BACK TO NORMAL? The move would be part of a gradual easing of curbs monitored by the CECC, which would retain the quarantine mandate if case numbers rise again The Cabinet yesterday approved a plan to next month reopen Taiwan’s borders to all visitors and lift the quarantine mandate for arrivals, provided the nation’s COVID-19 situation does not escalate. The changes are likely to take effect on Oct. 13 as part of a phased easing of border controls that is to start on Thursday next week when a negative polymerase chain reaction test result would no longer be needed, Cabinet spokesman Lo Ping-cheng (羅秉成) told a news conference. Arriving travelers would instead be given four rapid antigen home test kits, Lo said. The three-day quarantine requirement followed by four days of mandatory
The Chinese navy has the ability to blockade Taiwan, but doing so could prompt a coordinated response by the international community to intervene to resolve the crisis for Taiwan, US Vice Admiral Karl Thomas said. “Clearly if they do something that’s non-kinetic, which, you know, a blockade is less kinetic ... then that allows the international community to weigh in and to work together on how we’re going to solve that challenge,” the commander of the US Navy’s 7th Fleet told the Wall Street Journal in an interview published on Monday. While he could not predict whether China would launch a full-scale
‘NO SURRENDER’: A blockade or outlying island seizure would be an act of war, and China’s drills last month have emboldened Taipei in its response plans, an official said The Republic of China Army Command Headquarters has agreed to purchase 5,000 Kestrel close-range anti-armor missiles worth NT$400 million (US$12.63 million) from the Chungshan Institute of Science and Technology, according to the military’s latest arms purchase bid notice. The army asked the institute to complete the order within 13 months, a military source said on condition of anonymity. Kestrel missiles are designed to penetrate armored vehicles and are used in anti-surface warfare, as they feature optical sights and night vision, and can be operated in all weather conditions. The missile has a 400m range, or a 150m range when used for breaching brick

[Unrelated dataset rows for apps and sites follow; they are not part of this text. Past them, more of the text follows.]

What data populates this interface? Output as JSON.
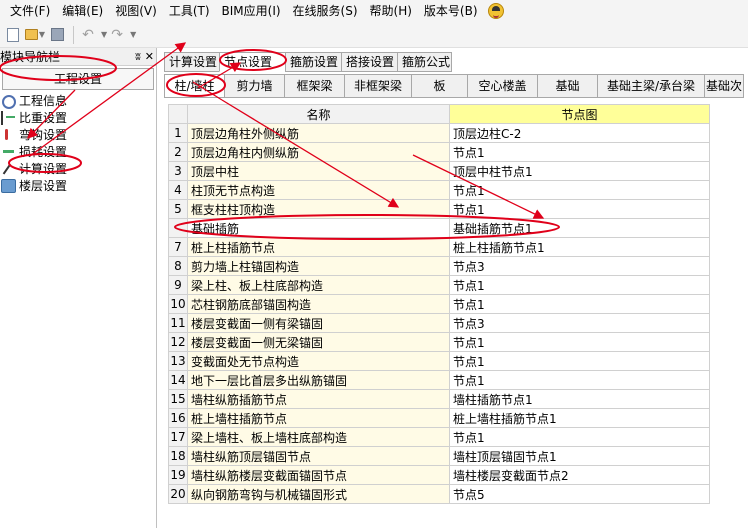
{
  "menu": [
    "文件(F)",
    "编辑(E)",
    "视图(V)",
    "工具(T)",
    "BIM应用(I)",
    "在线服务(S)",
    "帮助(H)",
    "版本号(B)"
  ],
  "left_panel": {
    "title": "模块导航栏",
    "pin": "ʬ",
    "close": "✕",
    "tab": "工程设置",
    "items": [
      "工程信息",
      "比重设置",
      "弯钩设置",
      "损耗设置",
      "计算设置",
      "楼层设置"
    ]
  },
  "outer_tabs": [
    "计算设置",
    "节点设置",
    "箍筋设置",
    "搭接设置",
    "箍筋公式"
  ],
  "inner_tabs": [
    "柱/墙柱",
    "剪力墙",
    "框架梁",
    "非框架梁",
    "板",
    "空心楼盖",
    "基础",
    "基础主梁/承台梁",
    "基础次"
  ],
  "grid": {
    "headers": [
      "名称",
      "节点图"
    ],
    "rows": [
      {
        "no": "1",
        "name": "顶层边角柱外侧纵筋",
        "node": "顶层边柱C-2"
      },
      {
        "no": "2",
        "name": "顶层边角柱内侧纵筋",
        "node": "节点1"
      },
      {
        "no": "3",
        "name": "顶层中柱",
        "node": "顶层中柱节点1"
      },
      {
        "no": "4",
        "name": "柱顶无节点构造",
        "node": "节点1"
      },
      {
        "no": "5",
        "name": "框支柱柱顶构造",
        "node": "节点1"
      },
      {
        "no": "",
        "name": "基础插筋",
        "node": "基础插筋节点1"
      },
      {
        "no": "7",
        "name": "桩上柱插筋节点",
        "node": "桩上柱插筋节点1"
      },
      {
        "no": "8",
        "name": "剪力墙上柱锚固构造",
        "node": "节点3"
      },
      {
        "no": "9",
        "name": "梁上柱、板上柱底部构造",
        "node": "节点1"
      },
      {
        "no": "10",
        "name": "芯柱钢筋底部锚固构造",
        "node": "节点1"
      },
      {
        "no": "11",
        "name": "楼层变截面一侧有梁锚固",
        "node": "节点3"
      },
      {
        "no": "12",
        "name": "楼层变截面一侧无梁锚固",
        "node": "节点1"
      },
      {
        "no": "13",
        "name": "变截面处无节点构造",
        "node": "节点1"
      },
      {
        "no": "14",
        "name": "地下一层比首层多出纵筋锚固",
        "node": "节点1"
      },
      {
        "no": "15",
        "name": "墙柱纵筋插筋节点",
        "node": "墙柱插筋节点1"
      },
      {
        "no": "16",
        "name": "桩上墙柱插筋节点",
        "node": "桩上墙柱插筋节点1"
      },
      {
        "no": "17",
        "name": "梁上墙柱、板上墙柱底部构造",
        "node": "节点1"
      },
      {
        "no": "18",
        "name": "墙柱纵筋顶层锚固节点",
        "node": "墙柱顶层锚固节点1"
      },
      {
        "no": "19",
        "name": "墙柱纵筋楼层变截面锚固节点",
        "node": "墙柱楼层变截面节点2"
      },
      {
        "no": "20",
        "name": "纵向钢筋弯钩与机械锚固形式",
        "node": "节点5"
      }
    ]
  },
  "colors": {
    "annotation": "#e0001a",
    "node_header": "#ffff99",
    "name_column": "#fffbe6"
  }
}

‘ABSURD’: UN Resolution 2758 expelled the Chiang Kai-Shek government without mentioning Taipei, something the Chinese minister did not acknowledge, Taipei said Taiwan yesterday criticized Chinese Minister of Foreign Affairs Wang Yi (王毅) for “intentionally misinterpreting” a 1971 UN resolution to misrepresent Taiwan’s status to the global community. In his address on Saturday to the UN General Assembly, Wang cited Resolution 2758 as a basis for Beijing’s claim that Taiwan is part of China. He said that Beijing considers Taiwan an “inseparable part of China’s territory since ancient times.” “Only when China is completely reunified can there be enduring peace across the Taiwan Strait... Any move to obstruct China’s reunification is bound to be crushed by the wheels of history,” Wang said. General Assembly Resolution 2758